> STORED DATA:
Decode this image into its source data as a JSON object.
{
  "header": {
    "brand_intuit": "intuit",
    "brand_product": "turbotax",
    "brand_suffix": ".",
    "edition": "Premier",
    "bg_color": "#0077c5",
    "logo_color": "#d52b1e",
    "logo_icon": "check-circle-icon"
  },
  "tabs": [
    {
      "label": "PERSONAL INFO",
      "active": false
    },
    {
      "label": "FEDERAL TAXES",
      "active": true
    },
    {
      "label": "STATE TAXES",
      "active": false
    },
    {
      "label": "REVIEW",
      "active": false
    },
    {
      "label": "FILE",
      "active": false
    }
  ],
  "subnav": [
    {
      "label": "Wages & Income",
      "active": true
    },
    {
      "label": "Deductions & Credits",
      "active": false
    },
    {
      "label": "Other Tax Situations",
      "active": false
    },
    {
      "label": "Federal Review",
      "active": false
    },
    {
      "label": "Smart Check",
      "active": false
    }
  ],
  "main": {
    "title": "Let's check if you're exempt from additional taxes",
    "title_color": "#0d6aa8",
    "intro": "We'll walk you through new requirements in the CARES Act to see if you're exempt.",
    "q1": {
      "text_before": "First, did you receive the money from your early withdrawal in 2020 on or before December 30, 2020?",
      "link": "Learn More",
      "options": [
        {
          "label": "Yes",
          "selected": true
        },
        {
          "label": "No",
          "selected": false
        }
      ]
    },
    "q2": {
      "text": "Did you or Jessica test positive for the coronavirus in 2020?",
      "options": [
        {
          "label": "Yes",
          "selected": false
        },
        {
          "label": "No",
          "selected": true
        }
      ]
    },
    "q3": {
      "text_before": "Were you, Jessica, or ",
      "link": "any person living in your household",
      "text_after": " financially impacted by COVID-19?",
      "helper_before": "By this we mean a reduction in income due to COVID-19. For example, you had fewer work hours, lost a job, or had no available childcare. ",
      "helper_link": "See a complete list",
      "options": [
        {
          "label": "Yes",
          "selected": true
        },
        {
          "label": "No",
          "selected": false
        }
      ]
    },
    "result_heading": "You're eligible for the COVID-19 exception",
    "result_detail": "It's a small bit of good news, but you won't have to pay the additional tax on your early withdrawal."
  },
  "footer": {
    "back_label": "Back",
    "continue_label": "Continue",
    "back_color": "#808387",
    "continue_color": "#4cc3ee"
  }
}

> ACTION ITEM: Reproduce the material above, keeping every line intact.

> SOLUTION TO THE PROBLEM:
Decode this image into its source data as a JSON object.
{
  "header": {
    "brand_intuit": "intuit",
    "brand_product": "turbotax",
    "brand_suffix": ".",
    "edition": "Premier",
    "bg_color": "#0077c5",
    "logo_color": "#d52b1e",
    "logo_icon": "check-circle-icon"
  },
  "tabs": [
    {
      "label": "PERSONAL INFO",
      "active": false
    },
    {
      "label": "FEDERAL TAXES",
      "active": true
    },
    {
      "label": "STATE TAXES",
      "active": false
    },
    {
      "label": "REVIEW",
      "active": false
    },
    {
      "label": "FILE",
      "active": false
    }
  ],
  "subnav": [
    {
      "label": "Wages & Income",
      "active": true
    },
    {
      "label": "Deductions & Credits",
      "active": false
    },
    {
      "label": "Other Tax Situations",
      "active": false
    },
    {
      "label": "Federal Review",
      "active": false
    },
    {
      "label": "Smart Check",
      "active": false
    }
  ],
  "main": {
    "title": "Let's check if you're exempt from additional taxes",
    "title_color": "#0d6aa8",
    "intro": "We'll walk you through new requirements in the CARES Act to see if you're exempt.",
    "q1": {
      "text_before": "First, did you receive the money from your early withdrawal in 2020 on or before December 30, 2020?",
      "link": "Learn More",
      "options": [
        {
          "label": "Yes",
          "selected": true
        },
        {
          "label": "No",
          "selected": false
        }
      ]
    },
    "q2": {
      "text": "Did you or Jessica test positive for the coronavirus in 2020?",
      "options": [
        {
          "label": "Yes",
          "selected": false
        },
        {
          "label": "No",
          "selected": true
        }
      ]
    },
    "q3": {
      "text_before": "Were you, Jessica, or ",
      "link": "any person living in your household",
      "text_after": " financially impacted by COVID-19?",
      "helper_before": "By this we mean a reduction in income due to COVID-19. For example, you had fewer work hours, lost a job, or had no available childcare. ",
      "helper_link": "See a complete list",
      "options": [
        {
          "label": "Yes",
          "selected": true
        },
        {
          "label": "No",
          "selected": false
        }
      ]
    },
    "result_heading": "You're eligible for the COVID-19 exception",
    "result_detail": "It's a small bit of good news, but you won't have to pay the additional tax on your early withdrawal."
  },
  "footer": {
    "back_label": "Back",
    "continue_label": "Continue",
    "back_color": "#808387",
    "continue_color": "#4cc3ee"
  }
}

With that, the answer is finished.